I saw something today that triggered a moment of internal reflection. At first, it was more like one of those “if I could get in a time machine and tell the 20-something me…” then I started to wonder would it even make a difference?
We all have those “if I only knew then…” moments, um, I actually have a lot, but the one I was specifically thinking about today was my writing. I’ve always loved to write and from a very young age received positive feedback and encouragement on it (if we don’t count that one huge a-hole professor) Anyway, it was my dream to write, and at various stages of my life I wanted to write different things. In my teens I wanted to be a journalist, in my early 20’s a children’s book author, more recently a YA author, but what steps had I taken to accomplish any of these things…nada.
It wasn’t until I reached my 30’s that I even attempted to finish one complete book. I had several short things I’d written and lots of ideas, but nothing concrete. Don’t get me wrong, I’m so happy I finally did it. I’m living a total dream right now–2 books under contract in a three month time frame, amazing–but I’m still learning. A LOT. I have a ton to learn as a new author, and I feel confidant in saying my writing has improved greatly in the last year.

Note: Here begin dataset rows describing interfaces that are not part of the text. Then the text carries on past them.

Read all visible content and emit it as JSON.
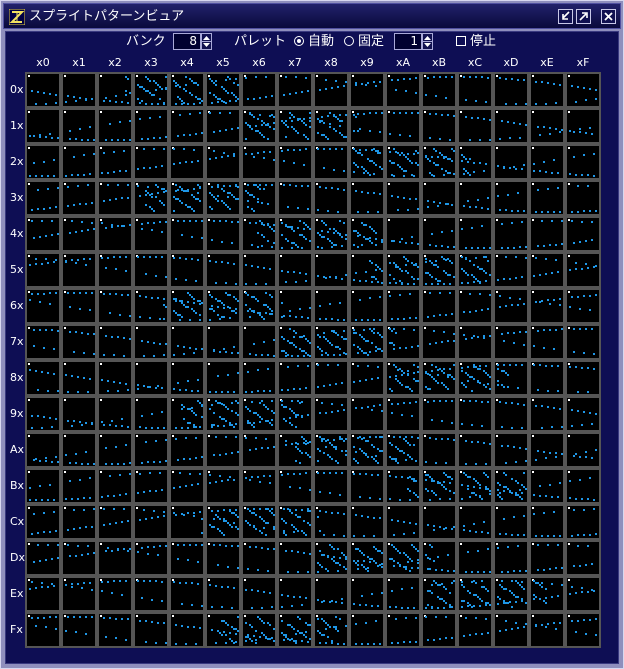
{
  "window": {
    "title": "スプライトパターンビュア",
    "app_icon": "sprite-app-icon",
    "buttons": [
      {
        "name": "minimize-icon"
      },
      {
        "name": "maximize-icon"
      },
      {
        "name": "close-icon"
      }
    ]
  },
  "controls": {
    "bank_label": "バンク",
    "bank_value": "8",
    "palette_label": "パレット",
    "radio_auto_label": "自動",
    "radio_fixed_label": "固定",
    "palette_value": "1",
    "stop_label": "停止",
    "selected_palette_mode": "auto",
    "stop_checked": false
  },
  "grid": {
    "col_headers": [
      "x0",
      "x1",
      "x2",
      "x3",
      "x4",
      "x5",
      "x6",
      "x7",
      "x8",
      "x9",
      "xA",
      "xB",
      "xC",
      "xD",
      "xE",
      "xF"
    ],
    "row_headers": [
      "0x",
      "1x",
      "2x",
      "3x",
      "4x",
      "5x",
      "6x",
      "7x",
      "8x",
      "9x",
      "Ax",
      "Bx",
      "Cx",
      "Dx",
      "Ex",
      "Fx"
    ],
    "cell_bg": "#000000",
    "border_color": "#555555",
    "pixel_color": "#1e96e6"
  }
}
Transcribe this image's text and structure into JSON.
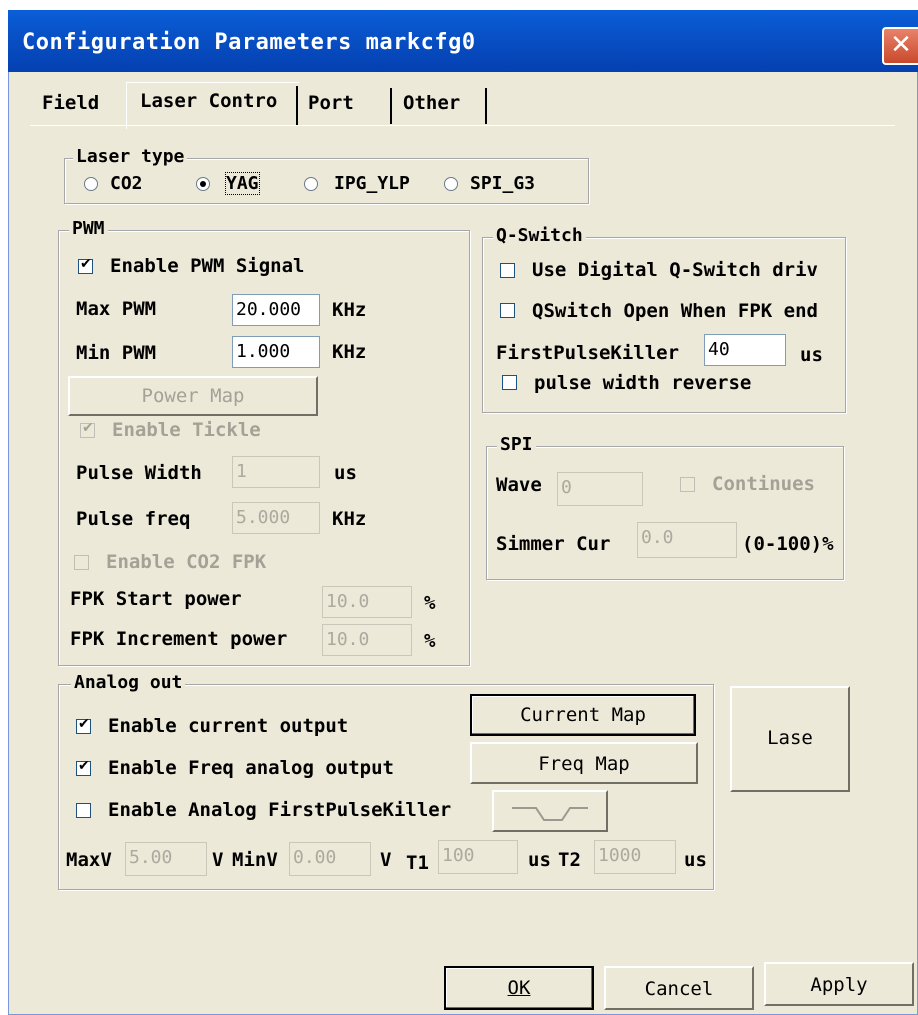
{
  "window": {
    "title": "Configuration Parameters markcfg0",
    "close_glyph": "✕"
  },
  "tabs": [
    {
      "label": "Field"
    },
    {
      "label": "Laser Contro"
    },
    {
      "label": "Port"
    },
    {
      "label": "Other"
    }
  ],
  "laser_type": {
    "legend": "Laser type",
    "options": [
      "CO2",
      "YAG",
      "IPG_YLP",
      "SPI_G3"
    ],
    "selected": "YAG"
  },
  "pwm": {
    "legend": "PWM",
    "enable_pwm": "Enable PWM Signal",
    "max_pwm_label": "Max PWM",
    "max_pwm_value": "20.000",
    "max_pwm_unit": "KHz",
    "min_pwm_label": "Min PWM",
    "min_pwm_value": "1.000",
    "min_pwm_unit": "KHz",
    "power_map": "Power Map",
    "enable_tickle": "Enable Tickle",
    "pulse_width_label": "Pulse Width",
    "pulse_width_value": "1",
    "pulse_width_unit": "us",
    "pulse_freq_label": "Pulse freq",
    "pulse_freq_value": "5.000",
    "pulse_freq_unit": "KHz",
    "enable_co2_fpk": "Enable CO2 FPK",
    "fpk_start_label": "FPK Start power",
    "fpk_start_value": "10.0",
    "fpk_start_unit": "%",
    "fpk_inc_label": "FPK Increment power",
    "fpk_inc_value": "10.0",
    "fpk_inc_unit": "%"
  },
  "qswitch": {
    "legend": "Q-Switch",
    "use_digital": "Use Digital Q-Switch driv",
    "open_when_fpk": "QSwitch Open When FPK end",
    "fpk_label": "FirstPulseKiller",
    "fpk_value": "40",
    "fpk_unit": "us",
    "pulse_reverse": "pulse width reverse"
  },
  "spi": {
    "legend": "SPI",
    "wave_label": "Wave",
    "wave_value": "0",
    "continues": "Continues",
    "simmer_label": "Simmer Cur",
    "simmer_value": "0.0",
    "simmer_unit": "(0-100)%"
  },
  "analog": {
    "legend": "Analog out",
    "enable_current": "Enable current output",
    "enable_freq": "Enable Freq analog output",
    "enable_fpk": "Enable Analog FirstPulseKiller",
    "current_map": "Current Map",
    "freq_map": "Freq Map",
    "maxv_label": "MaxV",
    "maxv_value": "5.00",
    "v1": "V",
    "minv_label": "MinV",
    "minv_value": "0.00",
    "v2": "V",
    "t1_label": "T1",
    "t1_value": "100",
    "us1": "us",
    "t2_label": "T2",
    "t2_value": "1000",
    "us2": "us"
  },
  "lase": "Lase",
  "footer": {
    "ok": "OK",
    "cancel": "Cancel",
    "apply": "Apply"
  }
}
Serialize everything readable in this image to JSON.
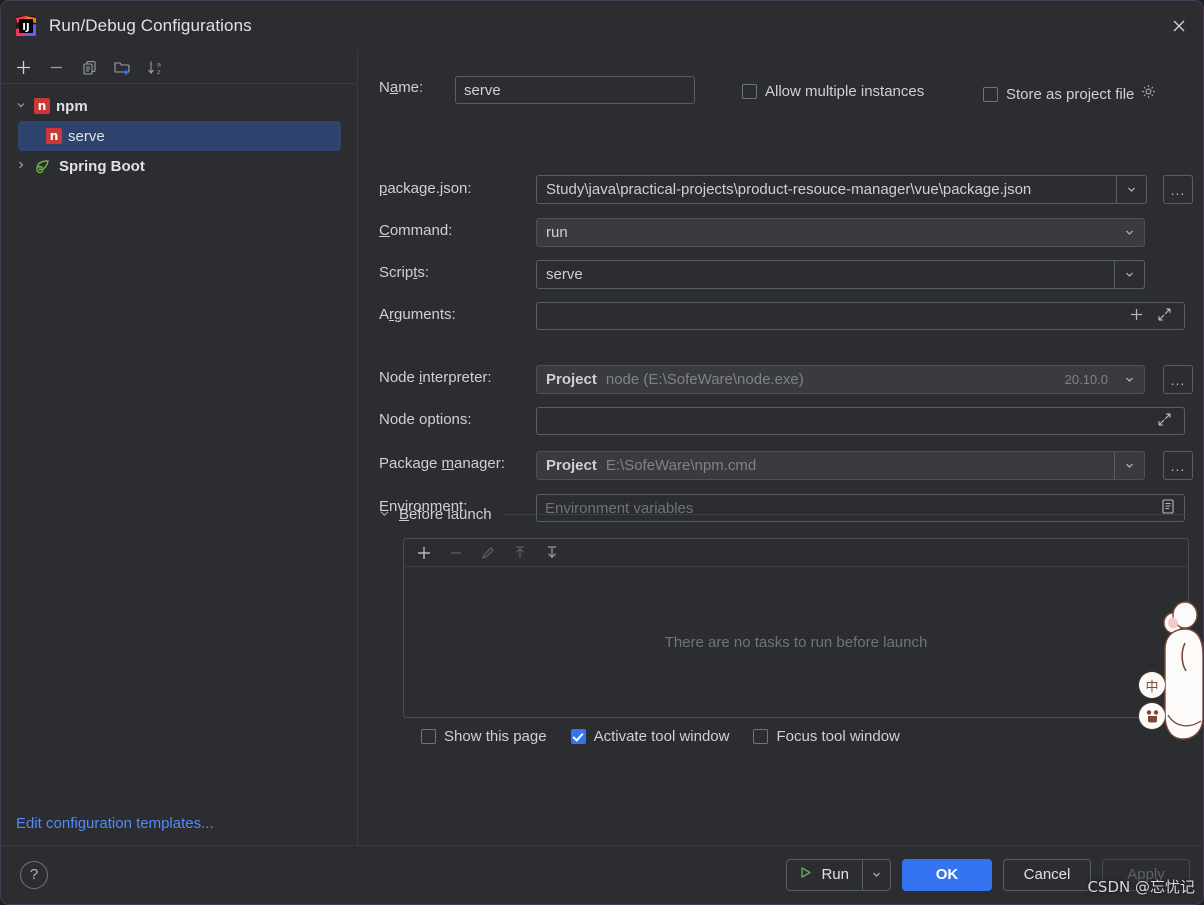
{
  "window": {
    "title": "Run/Debug Configurations",
    "app_icon": "intellij-idea-icon",
    "close_label": "✕"
  },
  "left_panel": {
    "toolbar": [
      {
        "name": "add-configuration-button",
        "label": "+"
      },
      {
        "name": "remove-configuration-button",
        "label": "−"
      },
      {
        "name": "copy-configuration-button",
        "label": "copy-icon"
      },
      {
        "name": "new-folder-button",
        "label": "new-folder-icon"
      },
      {
        "name": "sort-configurations-button",
        "label": "sort-az-icon"
      }
    ],
    "tree": [
      {
        "label": "npm",
        "icon": "npm-icon",
        "expanded": true,
        "level": 0,
        "selected": false,
        "caret": "⌄"
      },
      {
        "label": "serve",
        "icon": "npm-icon",
        "level": 1,
        "selected": true,
        "caret": ""
      },
      {
        "label": "Spring Boot",
        "icon": "spring-boot-icon",
        "expanded": false,
        "level": 0,
        "selected": false,
        "caret": "›"
      }
    ],
    "edit_templates_link": "Edit configuration templates..."
  },
  "form": {
    "name": {
      "label_pre": "N",
      "label_mnemonic": "a",
      "label_post": "me:",
      "label_full": "Name:",
      "value": "serve"
    },
    "allow_multiple_instances": {
      "label": "Allow multiple instances",
      "checked": false
    },
    "store_as_project_file": {
      "label": "Store as project file",
      "checked": false,
      "icon": "gear-icon"
    },
    "package_json": {
      "label_pre": "",
      "label_mnemonic": "p",
      "label_post": "ackage.json:",
      "label_full": "package.json:",
      "value": "Study\\java\\practical-projects\\product-resouce-manager\\vue\\package.json",
      "dropdown_icon": "chevron-down-icon",
      "browse_label": "..."
    },
    "command": {
      "label_pre": "",
      "label_mnemonic": "C",
      "label_post": "ommand:",
      "label_full": "Command:",
      "value": "run",
      "dropdown_icon": "chevron-down-icon"
    },
    "scripts": {
      "label_pre": "Scrip",
      "label_mnemonic": "t",
      "label_post": "s:",
      "label_full": "Scripts:",
      "value": "serve",
      "dropdown_icon": "chevron-down-icon"
    },
    "arguments": {
      "label_pre": "A",
      "label_mnemonic": "r",
      "label_post": "guments:",
      "label_full": "Arguments:",
      "value": "",
      "add_icon": "plus-icon",
      "expand_icon": "expand-icon"
    },
    "node_interpreter": {
      "label_pre": "Node ",
      "label_mnemonic": "i",
      "label_post": "nterpreter:",
      "label_full": "Node interpreter:",
      "scope": "Project",
      "value": "node (E:\\SofeWare\\node.exe)",
      "version": "20.10.0",
      "dropdown_icon": "chevron-down-icon",
      "browse_label": "..."
    },
    "node_options": {
      "label_full": "Node options:",
      "value": "",
      "expand_icon": "expand-icon"
    },
    "package_manager": {
      "label_pre": "Package ",
      "label_mnemonic": "m",
      "label_post": "anager:",
      "label_full": "Package manager:",
      "scope": "Project",
      "value": "E:\\SofeWare\\npm.cmd",
      "dropdown_icon": "chevron-down-icon",
      "browse_label": "..."
    },
    "environment": {
      "label_full": "Environment:",
      "value": "",
      "placeholder": "Environment variables",
      "editor_icon": "variables-list-icon"
    }
  },
  "before_launch": {
    "label_pre": "",
    "label_mnemonic": "B",
    "label_post": "efore launch",
    "label_full": "Before launch",
    "caret": "⌄",
    "toolbar": [
      {
        "name": "add-task-button",
        "label": "+",
        "enabled": true
      },
      {
        "name": "remove-task-button",
        "label": "−",
        "enabled": false
      },
      {
        "name": "edit-task-button",
        "label": "pencil-icon",
        "enabled": false
      },
      {
        "name": "move-task-up-button",
        "label": "arrow-up-icon",
        "enabled": false
      },
      {
        "name": "move-task-down-button",
        "label": "arrow-down-icon",
        "enabled": true
      }
    ],
    "empty_text": "There are no tasks to run before launch",
    "checkboxes": [
      {
        "name": "show-this-page-checkbox",
        "label": "Show this page",
        "checked": false
      },
      {
        "name": "activate-tool-window-checkbox",
        "label": "Activate tool window",
        "checked": true
      },
      {
        "name": "focus-tool-window-checkbox",
        "label": "Focus tool window",
        "checked": false
      }
    ]
  },
  "footer": {
    "help_label": "?",
    "run_label": "Run",
    "run_icon": "play-icon",
    "run_dropdown_icon": "chevron-down-icon",
    "ok_label": "OK",
    "cancel_label": "Cancel",
    "apply_label": "Apply",
    "apply_enabled": false
  },
  "decorations": {
    "watermark": "CSDN @忘忧记",
    "float_buttons": [
      {
        "name": "ime-chinese-toggle-button",
        "label": "中"
      },
      {
        "name": "ime-mascot-button",
        "label": "mascot-icon"
      }
    ],
    "mascot": "mouse-mascot-icon"
  },
  "colors": {
    "accent_blue": "#3574F0",
    "selection_blue": "#2E436E",
    "npm_red": "#CB3837",
    "link_blue": "#548AF7",
    "panel_bg": "#2B2D30"
  }
}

It’s clear to me throughout my own work. I’ve seen amazing growth between Gossamer and it’s sequel, growth that I’m very proud of.
So this brings me all back to–why did I wait so long? Why didn’t I set my mind to getting published in my 20’s. It’s unfortunately a very easy answer. Self-doubt, insecurity, cynicism…all things I’m not proud of. I worried that just because some people liked my writing would anyone else? (I still totally worry about this by the way) I also thought, getting published is a dream, it will never happen to me. So instead of trying, I accepted failure on something I never even attempted. Looking back I could seriously kick myself.
How do you know until you try? My dad’s words, which to me unfortunately meant nothing at the time. The younger me thought I don’t need to try to know. Yet, during this time, I watched my childhood friends take risks. I watched as one juggled three kids and law school–she’s now an attorney, another took on medical school–she’s now a practicing obstetrician, and another took her amazing talent and turned it into a home based business. But me, I sold myself short. Why? Because I was scared of failure.
I’m so grateful that I finally took the risk. I still fear what others will think about my writing. I still wonder what the future will hold, but ultimately…I’m trying, and that’s all that matters.